It's a funny thing. I came out of Calvary none too keen on the film, let me tell you.
And, yet, when I came to reread my notes, scribbled in the dark but nonetheless a reliable record of my contemporaneous feeling, it turns out there's plenty to recommend it.
And so I find it often is with the films of those McDonagh lads, Martin and John. That Martin, he's a clever one - a playwright, you know! You can tell, with his films In Bruges and Seven Psychopaths - full of witticisms, they are, and so smart in how they present seemingly thug-like characters as actually having souls. If you believe in souls, that is.
As for that John Michael - he must be the elder brother from the look of him - well, he started as a screenwriter but seems to have jumped on his brother's directing bandwagon, casting Brendan Gleeson (you know - the large, serious one from In Bruges) in his own feature debut three years ago, The Guard. Well, he's back. They both are, John Michael and that Brendan Gleeson. Except Gleeson's a village priest now, not a hired killer, and this time it's his life that's in danger. Honestly, you wouldn't read about it.
It's true. Gleeson's priest is taking confession one morning and is quietly startled to have his life threatened by someone with a grievance against the Catholic Church. It's not nice, I tell you - if McDonagh wanted to shock us in the opening scene, he certainly manages to with some very unsavoury talk. Most unpleasant and, frankly, quite unnecessary. But Father Lavelle takes it on the chin, agreeing to meet the mystery avenger "Sunday week, on the beach". It's nice at least that the would-be killer gives him time to put his affairs in order and "make peace with God". And so it goes on for a week, as we watch Father Lavelle re-engage with his daughter (a suitably low-key performance from that lovely Kelly Reilly) and keep up his parish duties, seemingly resigned to his fate. Despite having seen him play many a gangster and use some quite colourful language in his time, Gleeson makes a lovely priest, he does. He knows his congregants by name, and makes ever such an effort to sort out their problems.
As ever, he doesn't crack a smile but he's funny, that Gleeson!
He accuses the altar boy of siphoning the communion wine, citing "the depths of your Machiavellian chicanery".
That's very McDonagh, that kind of talk. In fact, it's the frequent commentary on language and life that peppers the script which makes this film stand out as a bit special.
And the story does deal with the central dilemma quite well, giving Father Lavelle a few dark nights of the soul but keeping him real. That's more than can be said for his mates in the pub, though - what a bunch of no-hopers! Not a decent man among them, and that Aidan Gillen (isn't he in that Game of Thrones now?) is just a nasty piece of work. It does make it difficult to care a hoot what happens to anyone, I must say.

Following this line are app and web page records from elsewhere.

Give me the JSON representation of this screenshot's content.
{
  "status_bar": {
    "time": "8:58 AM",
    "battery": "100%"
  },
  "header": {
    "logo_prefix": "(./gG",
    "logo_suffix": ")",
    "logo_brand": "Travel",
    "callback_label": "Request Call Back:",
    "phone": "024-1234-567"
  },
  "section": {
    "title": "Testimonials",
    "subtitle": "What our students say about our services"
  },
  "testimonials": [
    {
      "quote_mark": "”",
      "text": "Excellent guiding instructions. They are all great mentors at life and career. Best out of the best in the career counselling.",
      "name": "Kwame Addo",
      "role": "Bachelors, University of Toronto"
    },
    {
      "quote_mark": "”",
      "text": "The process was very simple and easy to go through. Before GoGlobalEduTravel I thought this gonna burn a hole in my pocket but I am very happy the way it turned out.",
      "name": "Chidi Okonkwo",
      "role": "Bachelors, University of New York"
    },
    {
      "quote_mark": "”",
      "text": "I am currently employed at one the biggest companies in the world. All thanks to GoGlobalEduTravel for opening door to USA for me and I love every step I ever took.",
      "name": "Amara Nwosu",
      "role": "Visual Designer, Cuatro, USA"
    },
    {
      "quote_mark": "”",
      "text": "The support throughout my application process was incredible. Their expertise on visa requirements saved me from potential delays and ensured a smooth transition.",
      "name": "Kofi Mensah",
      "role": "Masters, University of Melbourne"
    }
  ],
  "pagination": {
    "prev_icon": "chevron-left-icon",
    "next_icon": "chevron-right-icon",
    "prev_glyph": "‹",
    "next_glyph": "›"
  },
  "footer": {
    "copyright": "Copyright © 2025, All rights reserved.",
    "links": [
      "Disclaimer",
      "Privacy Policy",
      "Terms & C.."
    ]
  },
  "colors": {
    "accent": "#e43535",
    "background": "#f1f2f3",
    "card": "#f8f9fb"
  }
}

So by the end, I did wonder what it's all for - I mean, is it meant to be a who-will-do-it? What's the film saying? Not a whole lot that I can tell. To be sure, there's some of the most beautiful music you'll hear anywhere, and, goodness, there's a very moving scene with a French widow. But it's a bit mixed up, is Calvary. "Tonally uneven", you might say. He did a nice job, that John Michael, but it left me feeling a bit out of sorts.
You may just have to see it for yourself.
- Sunday Star Times